All lines in the records that carry the string "Paneli" are to be shown.

[[ DATA FOR THIS TASK open ]]

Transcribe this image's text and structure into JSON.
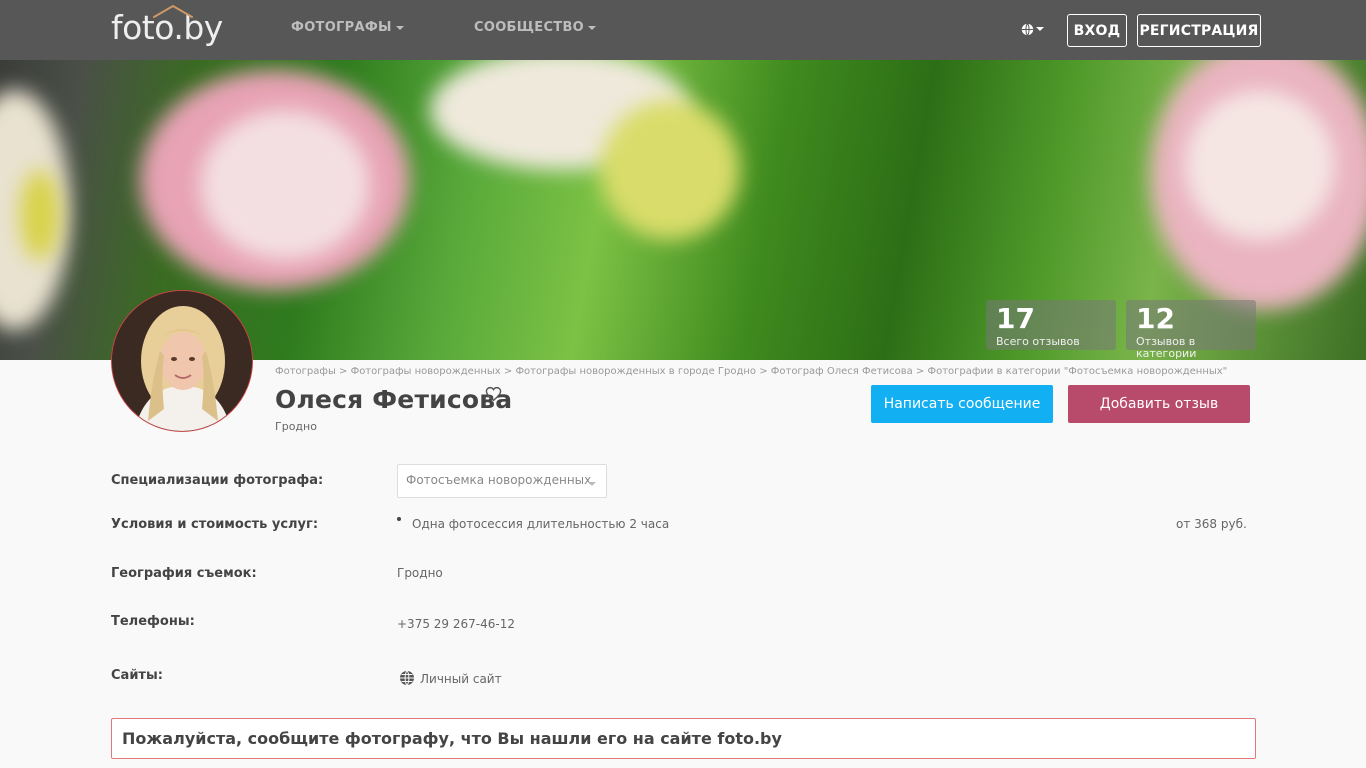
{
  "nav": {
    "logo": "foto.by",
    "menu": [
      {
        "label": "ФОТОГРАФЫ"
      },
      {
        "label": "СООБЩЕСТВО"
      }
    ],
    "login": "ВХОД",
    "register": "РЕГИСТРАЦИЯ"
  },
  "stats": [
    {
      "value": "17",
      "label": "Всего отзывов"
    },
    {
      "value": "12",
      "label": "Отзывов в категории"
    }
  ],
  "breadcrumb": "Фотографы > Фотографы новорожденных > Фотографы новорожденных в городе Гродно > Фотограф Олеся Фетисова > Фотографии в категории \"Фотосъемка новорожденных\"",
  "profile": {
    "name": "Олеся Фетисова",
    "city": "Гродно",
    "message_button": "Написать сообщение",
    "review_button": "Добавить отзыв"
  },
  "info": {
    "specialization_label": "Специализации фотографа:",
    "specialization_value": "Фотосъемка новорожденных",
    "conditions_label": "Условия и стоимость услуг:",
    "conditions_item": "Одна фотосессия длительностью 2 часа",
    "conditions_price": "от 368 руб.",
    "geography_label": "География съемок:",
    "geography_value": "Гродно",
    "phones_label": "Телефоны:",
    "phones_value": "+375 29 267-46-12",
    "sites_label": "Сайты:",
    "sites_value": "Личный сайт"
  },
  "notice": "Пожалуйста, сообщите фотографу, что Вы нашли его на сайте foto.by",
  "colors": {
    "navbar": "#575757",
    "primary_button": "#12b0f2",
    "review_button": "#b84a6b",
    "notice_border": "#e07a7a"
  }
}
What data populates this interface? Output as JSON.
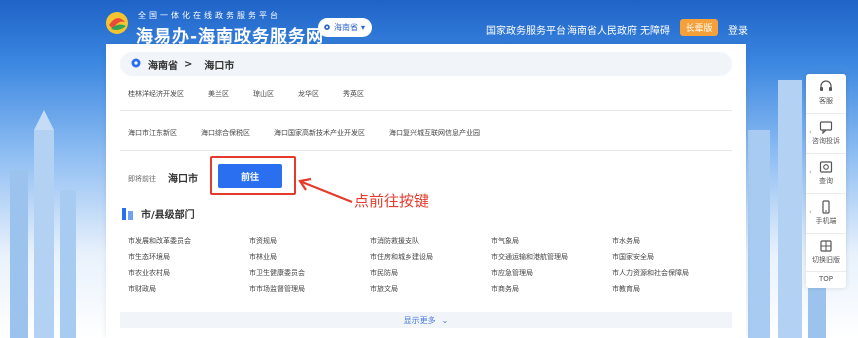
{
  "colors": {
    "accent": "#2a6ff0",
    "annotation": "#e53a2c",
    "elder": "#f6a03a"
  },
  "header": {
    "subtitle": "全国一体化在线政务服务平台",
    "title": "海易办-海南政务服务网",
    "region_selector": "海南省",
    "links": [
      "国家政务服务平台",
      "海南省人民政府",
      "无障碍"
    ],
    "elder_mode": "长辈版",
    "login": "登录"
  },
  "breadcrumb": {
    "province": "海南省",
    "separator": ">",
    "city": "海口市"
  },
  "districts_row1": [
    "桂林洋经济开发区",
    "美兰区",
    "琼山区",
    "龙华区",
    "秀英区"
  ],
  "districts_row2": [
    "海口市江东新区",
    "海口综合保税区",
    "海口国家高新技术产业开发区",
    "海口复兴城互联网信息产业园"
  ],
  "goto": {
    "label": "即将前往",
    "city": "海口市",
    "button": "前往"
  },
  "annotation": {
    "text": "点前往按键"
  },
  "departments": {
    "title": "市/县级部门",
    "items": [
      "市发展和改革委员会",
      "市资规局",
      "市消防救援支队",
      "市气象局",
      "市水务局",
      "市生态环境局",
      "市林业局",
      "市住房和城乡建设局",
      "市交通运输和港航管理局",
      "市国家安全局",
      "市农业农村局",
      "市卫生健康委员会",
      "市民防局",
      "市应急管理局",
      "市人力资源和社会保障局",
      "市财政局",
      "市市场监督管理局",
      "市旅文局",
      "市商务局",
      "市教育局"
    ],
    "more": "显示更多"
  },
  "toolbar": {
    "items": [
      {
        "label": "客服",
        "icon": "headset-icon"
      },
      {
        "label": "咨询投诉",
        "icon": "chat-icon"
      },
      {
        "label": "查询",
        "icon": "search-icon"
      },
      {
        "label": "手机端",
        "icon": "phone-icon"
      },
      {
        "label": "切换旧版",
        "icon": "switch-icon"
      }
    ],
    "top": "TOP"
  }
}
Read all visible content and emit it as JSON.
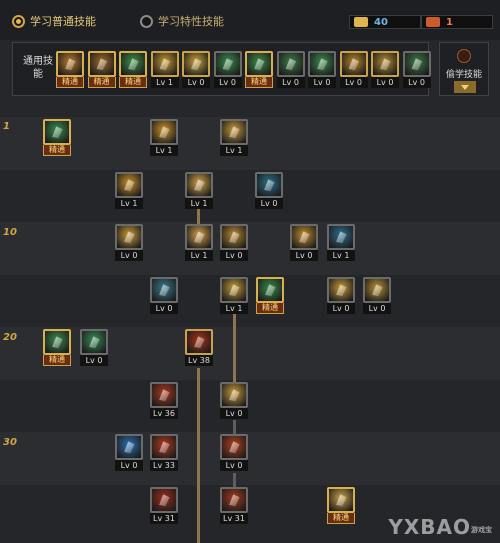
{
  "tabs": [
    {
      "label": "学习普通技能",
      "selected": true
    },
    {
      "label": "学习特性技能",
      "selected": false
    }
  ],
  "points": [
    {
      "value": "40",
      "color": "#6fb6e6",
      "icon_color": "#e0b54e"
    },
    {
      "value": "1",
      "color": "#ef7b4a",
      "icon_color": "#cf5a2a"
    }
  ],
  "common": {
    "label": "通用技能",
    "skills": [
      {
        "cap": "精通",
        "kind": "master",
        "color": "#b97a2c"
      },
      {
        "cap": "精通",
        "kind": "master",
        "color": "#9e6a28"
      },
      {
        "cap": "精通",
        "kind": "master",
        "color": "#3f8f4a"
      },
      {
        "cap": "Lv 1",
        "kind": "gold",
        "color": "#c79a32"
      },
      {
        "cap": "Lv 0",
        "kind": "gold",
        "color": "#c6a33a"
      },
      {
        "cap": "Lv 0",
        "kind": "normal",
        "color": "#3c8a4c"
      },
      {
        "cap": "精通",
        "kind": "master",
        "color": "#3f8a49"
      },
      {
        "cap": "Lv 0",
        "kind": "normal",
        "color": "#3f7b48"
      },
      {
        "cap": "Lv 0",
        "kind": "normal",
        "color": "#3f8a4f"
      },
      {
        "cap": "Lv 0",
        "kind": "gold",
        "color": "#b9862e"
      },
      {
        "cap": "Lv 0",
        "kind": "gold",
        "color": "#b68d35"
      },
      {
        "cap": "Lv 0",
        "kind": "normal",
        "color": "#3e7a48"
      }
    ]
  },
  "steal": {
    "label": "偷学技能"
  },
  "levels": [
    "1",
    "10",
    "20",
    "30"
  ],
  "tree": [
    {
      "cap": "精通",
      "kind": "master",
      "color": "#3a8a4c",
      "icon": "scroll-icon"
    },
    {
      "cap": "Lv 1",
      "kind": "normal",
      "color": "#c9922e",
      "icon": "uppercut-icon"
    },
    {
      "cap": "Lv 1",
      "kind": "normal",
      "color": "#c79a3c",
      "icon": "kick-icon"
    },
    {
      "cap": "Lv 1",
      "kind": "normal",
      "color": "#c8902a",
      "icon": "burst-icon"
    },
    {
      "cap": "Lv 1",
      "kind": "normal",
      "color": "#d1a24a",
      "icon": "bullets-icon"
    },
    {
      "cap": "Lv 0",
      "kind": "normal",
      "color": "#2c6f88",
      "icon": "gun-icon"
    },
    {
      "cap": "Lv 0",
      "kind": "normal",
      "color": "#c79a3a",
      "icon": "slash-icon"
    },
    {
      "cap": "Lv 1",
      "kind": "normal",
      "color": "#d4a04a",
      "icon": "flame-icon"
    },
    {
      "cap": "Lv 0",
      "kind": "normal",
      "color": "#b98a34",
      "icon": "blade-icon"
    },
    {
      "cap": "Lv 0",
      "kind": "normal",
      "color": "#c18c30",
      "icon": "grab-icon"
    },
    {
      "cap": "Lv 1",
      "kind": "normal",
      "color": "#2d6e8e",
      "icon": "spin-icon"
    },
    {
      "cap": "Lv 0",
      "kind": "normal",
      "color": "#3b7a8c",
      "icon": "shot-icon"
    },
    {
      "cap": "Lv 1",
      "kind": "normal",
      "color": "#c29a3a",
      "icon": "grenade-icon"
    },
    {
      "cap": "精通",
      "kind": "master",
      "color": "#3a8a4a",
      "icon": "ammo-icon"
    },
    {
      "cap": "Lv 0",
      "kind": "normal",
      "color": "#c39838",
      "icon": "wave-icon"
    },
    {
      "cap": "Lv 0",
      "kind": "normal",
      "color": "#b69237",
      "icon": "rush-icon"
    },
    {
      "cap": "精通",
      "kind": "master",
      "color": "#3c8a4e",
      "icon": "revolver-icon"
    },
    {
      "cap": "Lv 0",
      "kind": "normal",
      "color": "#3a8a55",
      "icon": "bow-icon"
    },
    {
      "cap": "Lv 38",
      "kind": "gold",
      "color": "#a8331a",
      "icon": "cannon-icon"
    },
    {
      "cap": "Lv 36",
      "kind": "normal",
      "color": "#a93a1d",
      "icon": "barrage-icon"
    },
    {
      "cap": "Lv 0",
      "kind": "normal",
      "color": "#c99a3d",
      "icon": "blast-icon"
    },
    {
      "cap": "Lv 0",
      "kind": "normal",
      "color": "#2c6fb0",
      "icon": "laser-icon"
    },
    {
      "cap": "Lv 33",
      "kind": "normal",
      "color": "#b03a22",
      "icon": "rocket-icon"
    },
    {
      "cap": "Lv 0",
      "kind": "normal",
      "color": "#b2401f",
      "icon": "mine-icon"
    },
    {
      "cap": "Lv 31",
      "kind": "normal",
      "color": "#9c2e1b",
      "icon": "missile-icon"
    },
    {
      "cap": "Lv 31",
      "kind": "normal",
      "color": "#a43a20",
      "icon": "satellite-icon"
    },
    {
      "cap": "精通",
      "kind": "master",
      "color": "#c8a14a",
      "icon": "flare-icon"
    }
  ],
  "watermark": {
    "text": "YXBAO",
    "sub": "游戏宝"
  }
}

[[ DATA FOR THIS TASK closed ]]
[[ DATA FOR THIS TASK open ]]

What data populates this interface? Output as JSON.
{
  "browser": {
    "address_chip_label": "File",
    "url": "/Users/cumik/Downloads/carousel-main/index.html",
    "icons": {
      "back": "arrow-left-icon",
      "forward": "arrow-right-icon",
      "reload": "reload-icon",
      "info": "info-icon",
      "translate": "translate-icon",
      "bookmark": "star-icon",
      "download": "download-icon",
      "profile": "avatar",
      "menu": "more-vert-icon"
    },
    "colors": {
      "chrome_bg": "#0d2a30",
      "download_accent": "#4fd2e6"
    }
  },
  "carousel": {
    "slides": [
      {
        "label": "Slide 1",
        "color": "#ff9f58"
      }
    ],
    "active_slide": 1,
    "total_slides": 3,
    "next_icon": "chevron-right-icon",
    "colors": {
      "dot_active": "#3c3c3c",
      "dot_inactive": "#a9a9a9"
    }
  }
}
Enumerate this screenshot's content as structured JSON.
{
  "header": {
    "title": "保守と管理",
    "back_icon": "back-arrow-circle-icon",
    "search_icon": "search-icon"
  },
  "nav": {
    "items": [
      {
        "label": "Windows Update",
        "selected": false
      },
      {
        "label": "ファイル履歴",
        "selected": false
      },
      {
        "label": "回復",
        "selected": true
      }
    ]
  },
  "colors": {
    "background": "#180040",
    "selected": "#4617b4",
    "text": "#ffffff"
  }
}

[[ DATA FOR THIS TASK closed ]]
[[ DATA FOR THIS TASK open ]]

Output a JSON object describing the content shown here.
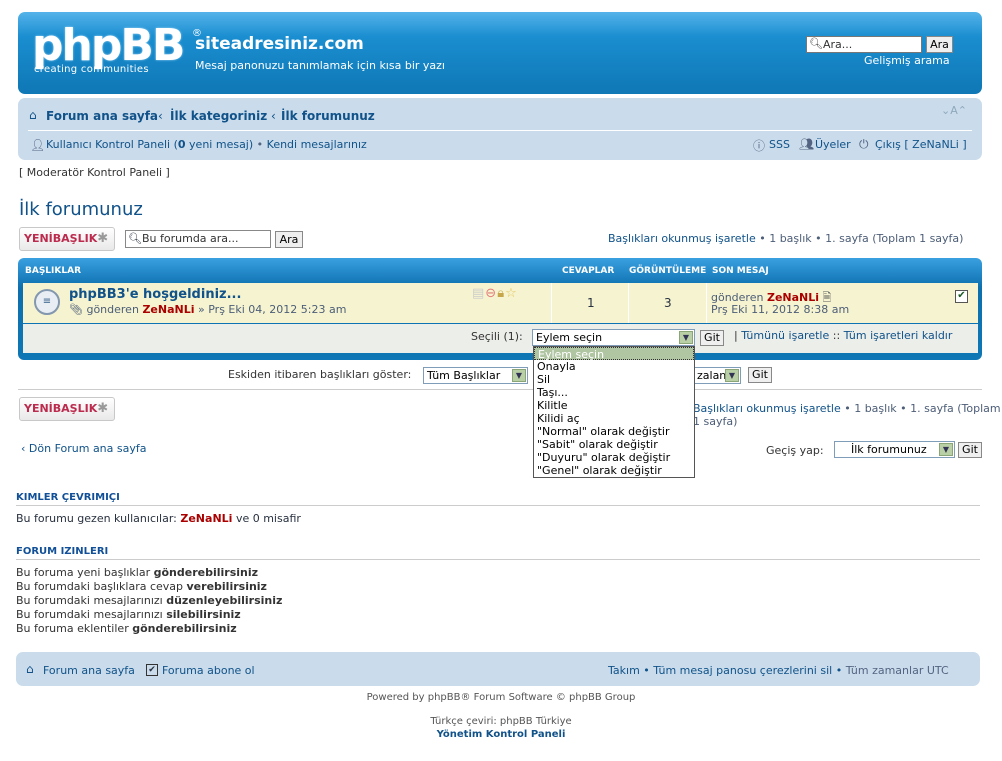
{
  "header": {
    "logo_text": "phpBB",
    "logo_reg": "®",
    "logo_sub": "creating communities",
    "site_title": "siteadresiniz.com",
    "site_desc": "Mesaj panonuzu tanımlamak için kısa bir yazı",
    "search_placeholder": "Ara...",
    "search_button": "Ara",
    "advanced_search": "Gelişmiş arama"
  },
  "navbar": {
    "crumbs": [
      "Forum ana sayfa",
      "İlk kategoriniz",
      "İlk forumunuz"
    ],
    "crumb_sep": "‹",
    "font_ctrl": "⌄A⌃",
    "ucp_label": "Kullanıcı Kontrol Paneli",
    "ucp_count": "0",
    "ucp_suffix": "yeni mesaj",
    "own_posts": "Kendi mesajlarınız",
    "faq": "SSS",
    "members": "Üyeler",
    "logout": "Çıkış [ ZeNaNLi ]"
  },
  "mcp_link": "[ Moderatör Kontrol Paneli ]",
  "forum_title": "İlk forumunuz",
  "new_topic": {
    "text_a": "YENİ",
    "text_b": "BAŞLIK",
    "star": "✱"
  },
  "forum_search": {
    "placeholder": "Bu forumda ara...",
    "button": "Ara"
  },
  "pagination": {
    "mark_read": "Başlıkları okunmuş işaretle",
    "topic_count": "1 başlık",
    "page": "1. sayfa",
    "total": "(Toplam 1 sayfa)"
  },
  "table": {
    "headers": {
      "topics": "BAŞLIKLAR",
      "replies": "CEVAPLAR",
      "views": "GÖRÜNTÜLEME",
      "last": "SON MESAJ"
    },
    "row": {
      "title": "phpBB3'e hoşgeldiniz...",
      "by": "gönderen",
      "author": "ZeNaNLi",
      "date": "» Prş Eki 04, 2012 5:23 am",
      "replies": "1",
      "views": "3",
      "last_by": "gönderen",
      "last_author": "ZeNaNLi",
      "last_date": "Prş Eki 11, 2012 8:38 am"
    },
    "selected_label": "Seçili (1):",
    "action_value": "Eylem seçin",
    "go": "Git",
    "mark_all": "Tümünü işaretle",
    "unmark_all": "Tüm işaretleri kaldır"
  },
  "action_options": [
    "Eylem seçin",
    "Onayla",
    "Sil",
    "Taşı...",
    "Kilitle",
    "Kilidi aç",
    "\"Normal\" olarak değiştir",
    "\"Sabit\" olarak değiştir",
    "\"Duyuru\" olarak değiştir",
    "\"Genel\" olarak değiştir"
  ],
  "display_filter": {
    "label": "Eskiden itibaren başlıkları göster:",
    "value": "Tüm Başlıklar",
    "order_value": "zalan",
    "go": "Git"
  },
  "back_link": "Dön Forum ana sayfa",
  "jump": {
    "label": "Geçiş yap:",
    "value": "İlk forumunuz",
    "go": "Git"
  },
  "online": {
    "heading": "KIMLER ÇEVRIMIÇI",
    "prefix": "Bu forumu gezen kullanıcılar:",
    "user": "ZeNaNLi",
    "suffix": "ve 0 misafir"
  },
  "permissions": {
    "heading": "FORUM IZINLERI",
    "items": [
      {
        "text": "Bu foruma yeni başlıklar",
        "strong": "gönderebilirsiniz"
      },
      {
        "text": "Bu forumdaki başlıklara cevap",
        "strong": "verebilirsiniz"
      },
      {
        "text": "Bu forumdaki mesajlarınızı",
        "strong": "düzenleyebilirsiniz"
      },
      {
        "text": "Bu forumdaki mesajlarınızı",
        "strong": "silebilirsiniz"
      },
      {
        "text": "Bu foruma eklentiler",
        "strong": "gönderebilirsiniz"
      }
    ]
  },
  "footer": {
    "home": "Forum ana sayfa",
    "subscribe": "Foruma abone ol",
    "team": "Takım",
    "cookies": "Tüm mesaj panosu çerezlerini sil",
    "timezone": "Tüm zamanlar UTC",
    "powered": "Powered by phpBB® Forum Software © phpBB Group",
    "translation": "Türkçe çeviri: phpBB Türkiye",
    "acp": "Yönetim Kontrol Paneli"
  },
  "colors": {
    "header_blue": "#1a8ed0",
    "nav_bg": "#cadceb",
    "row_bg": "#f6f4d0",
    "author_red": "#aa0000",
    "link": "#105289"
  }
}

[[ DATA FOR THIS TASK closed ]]

ANSWER BOX:
    "ucp_label": "Kullanıcı Kontrol Paneli",
  "mcp_link": "[ Moderatör Kontrol Paneli ]",
    "acp": "Yönetim Kontrol Paneli"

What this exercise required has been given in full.